**Task requirements**
The full set of entries below must be returned exactly as shown.
======== Recorded data
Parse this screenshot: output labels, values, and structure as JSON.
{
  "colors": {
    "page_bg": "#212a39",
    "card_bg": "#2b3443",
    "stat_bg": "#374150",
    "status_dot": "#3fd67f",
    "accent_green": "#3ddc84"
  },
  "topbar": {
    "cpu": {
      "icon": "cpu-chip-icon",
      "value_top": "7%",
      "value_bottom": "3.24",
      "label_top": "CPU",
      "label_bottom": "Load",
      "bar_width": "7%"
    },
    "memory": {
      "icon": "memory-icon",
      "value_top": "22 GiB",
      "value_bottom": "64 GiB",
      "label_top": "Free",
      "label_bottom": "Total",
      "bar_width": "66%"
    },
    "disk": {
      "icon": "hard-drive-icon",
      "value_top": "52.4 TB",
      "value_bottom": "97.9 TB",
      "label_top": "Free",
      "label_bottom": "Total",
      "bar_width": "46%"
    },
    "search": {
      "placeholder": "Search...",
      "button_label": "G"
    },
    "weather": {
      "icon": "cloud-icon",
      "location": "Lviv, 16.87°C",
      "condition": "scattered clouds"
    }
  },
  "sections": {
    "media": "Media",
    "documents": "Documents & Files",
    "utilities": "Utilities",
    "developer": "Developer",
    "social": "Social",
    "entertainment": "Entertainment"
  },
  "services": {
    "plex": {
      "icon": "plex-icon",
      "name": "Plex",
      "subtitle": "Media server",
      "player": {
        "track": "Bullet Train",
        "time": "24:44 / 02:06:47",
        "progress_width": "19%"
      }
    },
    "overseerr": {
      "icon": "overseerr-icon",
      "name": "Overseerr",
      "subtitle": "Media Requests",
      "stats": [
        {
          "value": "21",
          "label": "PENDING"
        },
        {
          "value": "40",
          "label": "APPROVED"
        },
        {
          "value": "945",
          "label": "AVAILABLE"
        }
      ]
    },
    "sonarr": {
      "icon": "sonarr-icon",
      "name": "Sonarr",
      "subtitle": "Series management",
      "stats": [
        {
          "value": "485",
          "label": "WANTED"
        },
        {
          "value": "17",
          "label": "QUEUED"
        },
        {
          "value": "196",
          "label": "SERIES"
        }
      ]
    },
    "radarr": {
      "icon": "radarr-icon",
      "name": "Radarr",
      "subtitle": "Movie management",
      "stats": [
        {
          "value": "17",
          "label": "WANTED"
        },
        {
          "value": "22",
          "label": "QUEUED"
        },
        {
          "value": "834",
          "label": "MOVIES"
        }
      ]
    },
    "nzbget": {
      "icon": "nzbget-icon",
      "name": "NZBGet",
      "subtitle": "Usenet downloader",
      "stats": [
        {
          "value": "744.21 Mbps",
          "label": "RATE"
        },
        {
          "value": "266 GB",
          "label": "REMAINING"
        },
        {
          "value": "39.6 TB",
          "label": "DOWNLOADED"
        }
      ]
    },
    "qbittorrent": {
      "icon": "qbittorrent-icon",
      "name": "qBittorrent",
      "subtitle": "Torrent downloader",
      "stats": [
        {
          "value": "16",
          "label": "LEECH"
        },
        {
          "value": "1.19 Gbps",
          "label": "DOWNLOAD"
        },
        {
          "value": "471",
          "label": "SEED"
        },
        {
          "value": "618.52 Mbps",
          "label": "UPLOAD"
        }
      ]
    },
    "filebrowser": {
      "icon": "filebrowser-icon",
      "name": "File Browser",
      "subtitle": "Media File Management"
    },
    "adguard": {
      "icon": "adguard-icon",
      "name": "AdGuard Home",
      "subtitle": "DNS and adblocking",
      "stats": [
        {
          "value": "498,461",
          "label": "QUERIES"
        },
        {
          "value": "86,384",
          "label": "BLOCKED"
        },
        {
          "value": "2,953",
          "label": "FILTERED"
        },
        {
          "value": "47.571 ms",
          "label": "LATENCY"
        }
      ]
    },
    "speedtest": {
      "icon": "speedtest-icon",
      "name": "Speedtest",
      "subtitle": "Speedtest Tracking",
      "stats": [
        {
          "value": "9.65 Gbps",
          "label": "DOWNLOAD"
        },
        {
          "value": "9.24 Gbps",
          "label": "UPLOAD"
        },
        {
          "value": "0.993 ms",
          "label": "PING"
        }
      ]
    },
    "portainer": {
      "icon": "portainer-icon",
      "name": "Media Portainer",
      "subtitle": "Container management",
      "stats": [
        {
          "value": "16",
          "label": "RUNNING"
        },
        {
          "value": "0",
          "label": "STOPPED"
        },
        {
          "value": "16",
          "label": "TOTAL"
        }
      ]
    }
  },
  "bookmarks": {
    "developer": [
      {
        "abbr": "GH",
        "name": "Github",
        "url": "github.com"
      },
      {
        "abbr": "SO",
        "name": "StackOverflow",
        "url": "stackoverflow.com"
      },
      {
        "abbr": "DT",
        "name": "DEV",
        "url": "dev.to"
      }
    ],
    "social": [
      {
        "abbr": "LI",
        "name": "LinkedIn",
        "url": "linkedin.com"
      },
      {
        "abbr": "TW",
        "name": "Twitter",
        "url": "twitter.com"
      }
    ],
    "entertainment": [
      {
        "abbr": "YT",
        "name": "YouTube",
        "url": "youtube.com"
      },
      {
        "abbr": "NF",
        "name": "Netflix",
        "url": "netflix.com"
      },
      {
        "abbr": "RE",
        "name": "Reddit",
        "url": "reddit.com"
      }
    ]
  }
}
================
**Response to this exercise**
Parse this screenshot: output labels, values, and structure as JSON.
{
  "colors": {
    "page_bg": "#212a39",
    "card_bg": "#2b3443",
    "stat_bg": "#374150",
    "status_dot": "#3fd67f",
    "accent_green": "#3ddc84"
  },
  "topbar": {
    "cpu": {
      "icon": "cpu-chip-icon",
      "value_top": "7%",
      "value_bottom": "3.24",
      "label_top": "CPU",
      "label_bottom": "Load",
      "bar_width": "7%"
    },
    "memory": {
      "icon": "memory-icon",
      "value_top": "22 GiB",
      "value_bottom": "64 GiB",
      "label_top": "Free",
      "label_bottom": "Total",
      "bar_width": "66%"
    },
    "disk": {
      "icon": "hard-drive-icon",
      "value_top": "52.4 TB",
      "value_bottom": "97.9 TB",
      "label_top": "Free",
      "label_bottom": "Total",
      "bar_width": "46%"
    },
    "search": {
      "placeholder": "Search...",
      "button_label": "G"
    },
    "weather": {
      "icon": "cloud-icon",
      "location": "Lviv, 16.87°C",
      "condition": "scattered clouds"
    }
  },
  "sections": {
    "media": "Media",
    "documents": "Documents & Files",
    "utilities": "Utilities",
    "developer": "Developer",
    "social": "Social",
    "entertainment": "Entertainment"
  },
  "services": {
    "plex": {
      "icon": "plex-icon",
      "name": "Plex",
      "subtitle": "Media server",
      "player": {
        "track": "Bullet Train",
        "time": "24:44 / 02:06:47",
        "progress_width": "19%"
      }
    },
    "overseerr": {
      "icon": "overseerr-icon",
      "name": "Overseerr",
      "subtitle": "Media Requests",
      "stats": [
        {
          "value": "21",
          "label": "PENDING"
        },
        {
          "value": "40",
          "label": "APPROVED"
        },
        {
          "value": "945",
          "label": "AVAILABLE"
        }
      ]
    },
    "sonarr": {
      "icon": "sonarr-icon",
      "name": "Sonarr",
      "subtitle": "Series management",
      "stats": [
        {
          "value": "485",
          "label": "WANTED"
        },
        {
          "value": "17",
          "label": "QUEUED"
        },
        {
          "value": "196",
          "label": "SERIES"
        }
      ]
    },
    "radarr": {
      "icon": "radarr-icon",
      "name": "Radarr",
      "subtitle": "Movie management",
      "stats": [
        {
          "value": "17",
          "label": "WANTED"
        },
        {
          "value": "22",
          "label": "QUEUED"
        },
        {
          "value": "834",
          "label": "MOVIES"
        }
      ]
    },
    "nzbget": {
      "icon": "nzbget-icon",
      "name": "NZBGet",
      "subtitle": "Usenet downloader",
      "stats": [
        {
          "value": "744.21 Mbps",
          "label": "RATE"
        },
        {
          "value": "266 GB",
          "label": "REMAINING"
        },
        {
          "value": "39.6 TB",
          "label": "DOWNLOADED"
        }
      ]
    },
    "qbittorrent": {
      "icon": "qbittorrent-icon",
      "name": "qBittorrent",
      "subtitle": "Torrent downloader",
      "stats": [
        {
          "value": "16",
          "label": "LEECH"
        },
        {
          "value": "1.19 Gbps",
          "label": "DOWNLOAD"
        },
        {
          "value": "471",
          "label": "SEED"
        },
        {
          "value": "618.52 Mbps",
          "label": "UPLOAD"
        }
      ]
    },
    "filebrowser": {
      "icon": "filebrowser-icon",
      "name": "File Browser",
      "subtitle": "Media File Management"
    },
    "adguard": {
      "icon": "adguard-icon",
      "name": "AdGuard Home",
      "subtitle": "DNS and adblocking",
      "stats": [
        {
          "value": "498,461",
          "label": "QUERIES"
        },
        {
          "value": "86,384",
          "label": "BLOCKED"
        },
        {
          "value": "2,953",
          "label": "FILTERED"
        },
        {
          "value": "47.571 ms",
          "label": "LATENCY"
        }
      ]
    },
    "speedtest": {
      "icon": "speedtest-icon",
      "name": "Speedtest",
      "subtitle": "Speedtest Tracking",
      "stats": [
        {
          "value": "9.65 Gbps",
          "label": "DOWNLOAD"
        },
        {
          "value": "9.24 Gbps",
          "label": "UPLOAD"
        },
        {
          "value": "0.993 ms",
          "label": "PING"
        }
      ]
    },
    "portainer": {
      "icon": "portainer-icon",
      "name": "Media Portainer",
      "subtitle": "Container management",
      "stats": [
        {
          "value": "16",
          "label": "RUNNING"
        },
        {
          "value": "0",
          "label": "STOPPED"
        },
        {
          "value": "16",
          "label": "TOTAL"
        }
      ]
    }
  },
  "bookmarks": {
    "developer": [
      {
        "abbr": "GH",
        "name": "Github",
        "url": "github.com"
      },
      {
        "abbr": "SO",
        "name": "StackOverflow",
        "url": "stackoverflow.com"
      },
      {
        "abbr": "DT",
        "name": "DEV",
        "url": "dev.to"
      }
    ],
    "social": [
      {
        "abbr": "LI",
        "name": "LinkedIn",
        "url": "linkedin.com"
      },
      {
        "abbr": "TW",
        "name": "Twitter",
        "url": "twitter.com"
      }
    ],
    "entertainment": [
      {
        "abbr": "YT",
        "name": "YouTube",
        "url": "youtube.com"
      },
      {
        "abbr": "NF",
        "name": "Netflix",
        "url": "netflix.com"
      },
      {
        "abbr": "RE",
        "name": "Reddit",
        "url": "reddit.com"
      }
    ]
  }
}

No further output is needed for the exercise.